Oxford China Humanities Graduate Conference (10-11 Jan 2018)

Graduate students are invited to submit abstracts for the second annual University of Oxford China Humanities Graduate Conference, which takes the theme of ‘engagement’ in the Chinese context as its point of departure. We welcome papers that work with modern and pre-modern subject material and from all humanistic disciplines, including but not limited to history, literary and cultural studies, art, film and media studies, philosophy, human geography, anthropology, musicology and religion.

This conference asks applicants to critically assess through the lens of ‘engagement’ how the idea of ‘China’ as a geographical, cultural and national signifier is created. How is China engaging with neighbours close and far away? How does it attract the world and communities within? How do communities within and without engage with China? How does engagement inform the ways in which ‘China’ is conceived? Through this conference, we wish to highlight the ways, both past and present, in which ‘engagement’ is central to understanding ‘China’. Continue reading
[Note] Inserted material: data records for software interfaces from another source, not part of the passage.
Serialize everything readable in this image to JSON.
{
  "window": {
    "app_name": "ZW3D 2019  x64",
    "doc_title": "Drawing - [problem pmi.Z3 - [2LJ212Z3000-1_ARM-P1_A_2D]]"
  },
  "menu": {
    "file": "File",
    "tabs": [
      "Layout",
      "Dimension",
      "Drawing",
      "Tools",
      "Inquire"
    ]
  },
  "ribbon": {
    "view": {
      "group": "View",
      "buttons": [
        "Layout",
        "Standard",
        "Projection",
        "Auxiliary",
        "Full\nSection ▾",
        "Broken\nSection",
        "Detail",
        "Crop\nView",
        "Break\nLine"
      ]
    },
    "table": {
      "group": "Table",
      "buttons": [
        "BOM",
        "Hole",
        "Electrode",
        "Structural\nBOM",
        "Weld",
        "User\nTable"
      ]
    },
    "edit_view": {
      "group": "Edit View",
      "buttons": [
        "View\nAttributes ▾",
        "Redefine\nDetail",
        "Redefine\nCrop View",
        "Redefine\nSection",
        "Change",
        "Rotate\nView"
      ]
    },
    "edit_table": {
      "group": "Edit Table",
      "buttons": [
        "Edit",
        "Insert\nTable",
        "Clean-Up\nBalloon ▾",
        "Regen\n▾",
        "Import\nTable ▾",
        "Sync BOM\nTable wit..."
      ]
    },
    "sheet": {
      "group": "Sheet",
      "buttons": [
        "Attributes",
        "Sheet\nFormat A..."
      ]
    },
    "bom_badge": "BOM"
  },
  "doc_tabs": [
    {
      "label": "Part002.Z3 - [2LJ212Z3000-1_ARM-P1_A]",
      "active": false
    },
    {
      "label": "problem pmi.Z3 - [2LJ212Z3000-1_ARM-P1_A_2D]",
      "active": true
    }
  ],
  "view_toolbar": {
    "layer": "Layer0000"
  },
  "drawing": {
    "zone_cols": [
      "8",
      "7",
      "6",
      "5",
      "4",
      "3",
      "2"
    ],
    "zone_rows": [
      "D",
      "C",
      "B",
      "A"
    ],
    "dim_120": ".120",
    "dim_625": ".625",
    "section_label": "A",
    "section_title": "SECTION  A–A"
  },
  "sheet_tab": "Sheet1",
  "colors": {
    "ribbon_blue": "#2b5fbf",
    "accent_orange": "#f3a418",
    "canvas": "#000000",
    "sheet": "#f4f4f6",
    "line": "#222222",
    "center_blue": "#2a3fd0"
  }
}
Grassroots mobilization, body politics, visualizations of evil–cfp

Dear all,

We are searching for two individuals to participate in an AAS panel covering the topics of Grassroots Mobilization, Body Politics and Visualizations of the Evil. We have one paper on representations of virtuous women and prostitutes within the 1930s New Life Movement. Another paper examines the trans-medial (posters, pamphlets, performance) visualization of the “pests” during the “Four Pests Campaign” conducted by the PRC during the 1950s. Both of these papers deal with visual practices used in the process of abjection (purification, expunging, expelling, etc). Our theoretical considerations also extend to (1) body culture and body politics, (2) gender relations, and (3) relationships between visual culture and grassroots mobilization.

We look forward to featuring a diversity of disciplines, methodologies, and topics. Please send an abstract of no more than 250 words and your CV by July 25 to:

Shaoqian Zhang (shaoqian.zhang@okstate.edu), Associate Professor of East Asian Art, Oklahoma State University
Lu Liu (lu.liu@wisc.edu), PhD candidate, Department of Asian Languages and Cultures, University of Wisconsin-Madison

Thank you!

Lu Liu doublelpku@gmail.com